  • Buying a Car When the Seller Refuses to Allow Inspection - A car seller's refusal to allow you to have a car inspected should raise immediate concerns that the seller is hiding potentially serious problems with the vehicle.

  • Not Understanding Emissions Laws - If you live in a state that has emissions testing requirements for vehicles, you need to determine if the requirements will apply to the vehicle you are purchasing and, if so, verify that the vehicle will pass an emissions test before buying the vehicle. If the seller is responsible to show you proof that the vehicle can pass an emissions test, make sure you get proof of recent testing. Don't underestimate the cost of emissions repairs, or assume that an out-of-state vehicle will pass an emissions test in your state.

  • Buying a Vehicle from Somebody Other Than the Title Owner - If you find out during the process of negotiating a car purchase that the seller does not in fact hold title to the vehicle, make it clear that the actual title holder must be present when the deal is closed or that there will be no deal. Do not let somebody other than the seller sign to convey title to you under the seller's name, or present to you a title that was supposedly executed by the seller on a prior date.

How to Avoid Mistakes When Buying a Used Car

Before you purchase a used car, you should do some basic research:

  • Research Cars Within Your Price Range - Look for vehicles that are within your price range, then further research the reliability of those vehicles to determine which are likely to operate for the longest period of time with the lowest maintenance costs.

  • Shop Around - Look at a variety of vehicles from a variety of sellers, rather than focusing on a single vehicle or seller.

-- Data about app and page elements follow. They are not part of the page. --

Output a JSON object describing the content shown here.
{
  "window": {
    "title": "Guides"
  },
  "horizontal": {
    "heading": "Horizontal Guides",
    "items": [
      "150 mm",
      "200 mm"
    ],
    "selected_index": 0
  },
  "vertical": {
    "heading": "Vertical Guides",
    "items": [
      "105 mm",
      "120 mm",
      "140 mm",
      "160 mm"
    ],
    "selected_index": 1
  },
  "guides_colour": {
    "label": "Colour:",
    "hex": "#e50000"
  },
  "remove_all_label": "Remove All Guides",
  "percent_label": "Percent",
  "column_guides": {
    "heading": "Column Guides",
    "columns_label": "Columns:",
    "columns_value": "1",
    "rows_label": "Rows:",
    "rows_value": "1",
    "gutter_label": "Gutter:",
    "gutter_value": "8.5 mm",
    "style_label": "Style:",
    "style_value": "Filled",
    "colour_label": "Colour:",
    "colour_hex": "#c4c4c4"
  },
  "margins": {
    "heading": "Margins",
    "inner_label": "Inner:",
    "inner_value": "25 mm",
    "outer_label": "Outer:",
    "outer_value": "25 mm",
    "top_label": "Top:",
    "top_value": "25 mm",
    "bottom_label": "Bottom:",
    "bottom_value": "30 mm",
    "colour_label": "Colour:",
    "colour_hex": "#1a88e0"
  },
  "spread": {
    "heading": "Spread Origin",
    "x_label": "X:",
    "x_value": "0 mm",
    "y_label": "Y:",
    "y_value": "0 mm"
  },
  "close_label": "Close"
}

  • Check the Vehicle's History - While commercial services like CARFAX are far from perfect, they provide information about vehicles that may affect whether you are interested in purchasing the vehicle or whether the price is reasonable. You can also find a variety of free VIN check services that may help you verify whether a car has been reported stolen or salvaged.

  • Inspect the Vehicle - Your inspection of the vehicle should start with your own verification of its condition, including whether the lights, wipers, locks, windows, and other electronic components are working, whether the body is in good shape, whether the vehicle appears to be mechanically sound. Unless you are a qualified mechanic, your next step before completing a purchase should be to have an independent mechanic inspect the vehicle and verify its condition, along with any repair or maintenance issues.

  • Examine the Title - Make sure that the person selling the vehicle to you is the title owner, or that any co-owner is present to sign the title. Unless you are knowingly purchasing a vehicle that has previously been seriously damaged, make sure that the title is not branded (an indication that the vehicle has been totaled, salvaged or rebuilt).

  • Test Drive the Vehicle - Take the vehicle out for a test drive, and make sure you test the vehicle for a long enough period of time to get a sense of how well it performs, and for odd signs, handling problems, or other signs of problems with the vehicle.

  • Keep Your Options Open - Try not to fall in love with a vehicle, or get too excited over a car sale that seems like a great deal, before you consider other vehicles and complete the inspection process.

  • Don't Take the Seller's Word About Anything - Even if a seller is not trying to cheat you, the seller may know very little about the condition of the vehicle. If a car is on the verge of a major mechanical breakdown, it doesn't matter if the seller is deceiving you or is unaware of the problem – if you buy the vehicle based upon what the seller is telling you, it becomes your problem.

Copyright © 2016 Aaron Larson, All rights reserved. No portion of this article may be reproduced without the express written permission of the copyright holder. If you use a quotation, excerpt or paraphrase of this article, except as otherwise authorized in writing by the author of the article you must cite this article as a source for your work and include a link back to the original article from any online materials that incorporate or are derived from the content of this article.

This article was last reviewed or amended on Jan 7, 2017.